Towyn Farm – Early Morning Strolls II

Butterbur and Excavations

Woefully behind as ever. A week and a half ago: ferrying A to pre-exam ballet lessons in Milnthorpe again, I took the boys too, knowing that they would enjoy the path beside the Bela I had walked earlier in the week. It gave them an opportunity to lob great boulders into the water and me a chance to take photos of the butterbur whilst the sun was shining.

Later in the week I had a short post-work stroll to Pointer Wood and Clarke’s Lot. There were many more violets…

And an ants’-nest mound which had been comprehensively hollowed out.

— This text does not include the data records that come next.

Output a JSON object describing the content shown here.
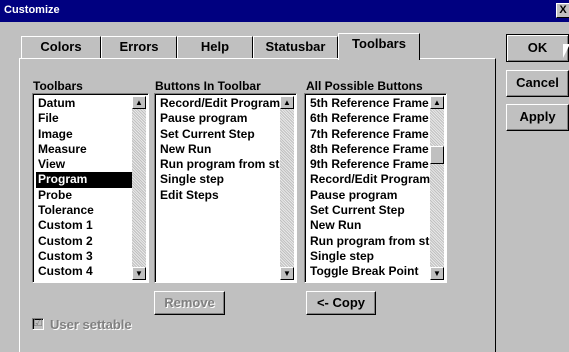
{
  "window": {
    "title": "Customize",
    "close_glyph": "X"
  },
  "tabs": [
    {
      "label": "Colors",
      "active": false
    },
    {
      "label": "Errors",
      "active": false
    },
    {
      "label": "Help",
      "active": false
    },
    {
      "label": "Statusbar",
      "active": false
    },
    {
      "label": "Toolbars",
      "active": true
    }
  ],
  "toolbars": {
    "heading": "Toolbars",
    "items": [
      "Datum",
      "File",
      "Image",
      "Measure",
      "View",
      "Program",
      "Probe",
      "Tolerance",
      "Custom 1",
      "Custom 2",
      "Custom 3",
      "Custom 4"
    ],
    "selected_index": 5
  },
  "buttons_in_toolbar": {
    "heading": "Buttons In Toolbar",
    "items": [
      "Record/Edit Program",
      "Pause program",
      "Set Current Step",
      "New Run",
      "Run program from st",
      "Single step",
      "Edit Steps"
    ]
  },
  "all_possible_buttons": {
    "heading": "All Possible Buttons",
    "items": [
      "5th Reference Frame",
      "6th Reference Frame",
      "7th Reference Frame",
      "8th Reference Frame",
      "9th Reference Frame",
      "Record/Edit Program",
      "Pause program",
      "Set Current Step",
      "New Run",
      "Run program from st",
      "Single step",
      "Toggle Break Point"
    ]
  },
  "buttons": {
    "remove": "Remove",
    "copy": "<- Copy",
    "ok": "OK",
    "cancel": "Cancel",
    "apply": "Apply"
  },
  "checkbox": {
    "label": "User settable",
    "checked": true,
    "mark": "☑"
  },
  "icons": {
    "scroll_up": "▲",
    "scroll_down": "▼"
  },
  "colors": {
    "titlebar": "#000080",
    "face": "#c0c0c0",
    "selection": "#000000"
  }
}
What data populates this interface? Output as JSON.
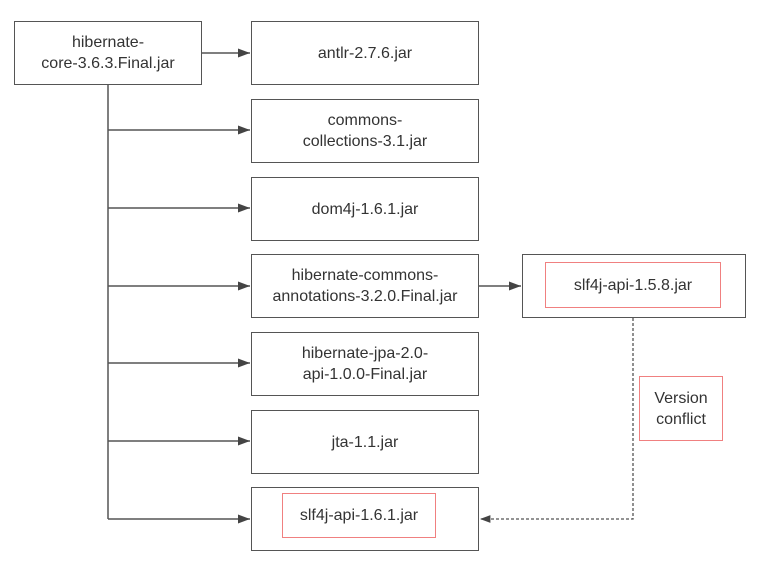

I know that both green woodpeckers and badgers will dig into these mounds in search of ants to eat. This time the culprit had left footprints….

….which I don’t think belong to either a woodpecker or a badger, but I’m not at all confident of a positive ID.

Butterbur and Excavations